The four-day Seeing Below the Ice Workshop gave scientists the opportunity to present the current status of polar observing systems in both hemispheres, discuss key questions, define problems and recommend the solutions required to develop a sustained strategy for observations in the Southern Ocean sea-ice zone.

A plan had been developed by the end of the workshop to outline the measurements needed, how to collect them and from where, in the sea ice zone to study ocean - ice interactions. A formal strategy will be developed in upcoming months.

Guest speakers at the workshop came from more than 20 countries and included Professor Walter Munk, physical oceanographer, whose pioneering research more than 50 years ago demonstrated the relationship between winds and ocean circulation.

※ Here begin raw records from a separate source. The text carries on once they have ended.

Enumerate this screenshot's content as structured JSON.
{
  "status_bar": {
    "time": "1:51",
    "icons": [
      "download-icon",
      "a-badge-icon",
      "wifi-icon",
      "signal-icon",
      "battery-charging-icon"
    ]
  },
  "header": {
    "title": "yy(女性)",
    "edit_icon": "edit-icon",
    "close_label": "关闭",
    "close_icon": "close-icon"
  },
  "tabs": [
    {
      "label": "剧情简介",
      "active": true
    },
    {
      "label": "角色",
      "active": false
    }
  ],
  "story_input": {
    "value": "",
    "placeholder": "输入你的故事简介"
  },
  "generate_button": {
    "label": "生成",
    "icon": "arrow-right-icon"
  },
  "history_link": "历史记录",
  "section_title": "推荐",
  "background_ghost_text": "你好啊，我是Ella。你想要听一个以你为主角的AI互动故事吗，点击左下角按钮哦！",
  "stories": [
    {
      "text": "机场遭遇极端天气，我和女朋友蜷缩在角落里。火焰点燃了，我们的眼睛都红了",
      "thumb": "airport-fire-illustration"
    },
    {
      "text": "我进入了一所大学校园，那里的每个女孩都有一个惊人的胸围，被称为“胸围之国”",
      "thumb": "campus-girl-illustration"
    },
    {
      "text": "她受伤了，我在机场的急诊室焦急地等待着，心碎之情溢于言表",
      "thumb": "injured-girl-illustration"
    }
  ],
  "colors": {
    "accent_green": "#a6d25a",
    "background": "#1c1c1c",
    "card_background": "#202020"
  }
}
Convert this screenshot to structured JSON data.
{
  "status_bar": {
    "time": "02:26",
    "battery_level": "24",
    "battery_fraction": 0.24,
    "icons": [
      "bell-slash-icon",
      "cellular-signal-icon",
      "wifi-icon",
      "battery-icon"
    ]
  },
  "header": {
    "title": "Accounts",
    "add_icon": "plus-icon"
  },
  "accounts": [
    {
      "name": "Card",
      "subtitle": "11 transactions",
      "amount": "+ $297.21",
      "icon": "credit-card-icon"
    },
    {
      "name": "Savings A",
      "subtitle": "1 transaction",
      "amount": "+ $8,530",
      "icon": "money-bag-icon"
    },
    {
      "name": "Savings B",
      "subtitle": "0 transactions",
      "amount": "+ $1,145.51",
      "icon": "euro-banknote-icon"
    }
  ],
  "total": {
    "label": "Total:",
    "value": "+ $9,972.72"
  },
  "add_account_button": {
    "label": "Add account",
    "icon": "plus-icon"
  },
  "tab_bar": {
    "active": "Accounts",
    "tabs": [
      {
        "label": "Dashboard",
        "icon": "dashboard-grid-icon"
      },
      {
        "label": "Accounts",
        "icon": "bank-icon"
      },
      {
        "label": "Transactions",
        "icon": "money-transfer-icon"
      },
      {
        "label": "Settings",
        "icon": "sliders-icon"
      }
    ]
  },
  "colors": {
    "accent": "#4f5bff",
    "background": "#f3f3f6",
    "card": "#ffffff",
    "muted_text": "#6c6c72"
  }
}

Professor Munk also celebrated his 95th birthday in Hobart.

The Southern Ocean Observing System (SOOS), an international program hosted and sponsored by the Institute for Marine and Antarctic Studies at the University of Tasmania, led the Seeing Below the Ice Workshop, which was sponsored by CSIRO "Wealth from Oceans Flagship", the Climate and Cryosphere project of the World Climate Research Program, and the Partnership for Observations of the Global Ocean.

Photo caption: The SOOS-led Seeing Below the Ice Workshop attracted international scientists from more than 20 countries for four days of talks and discussion.

Published on: 08 Nov 2012 12:55pm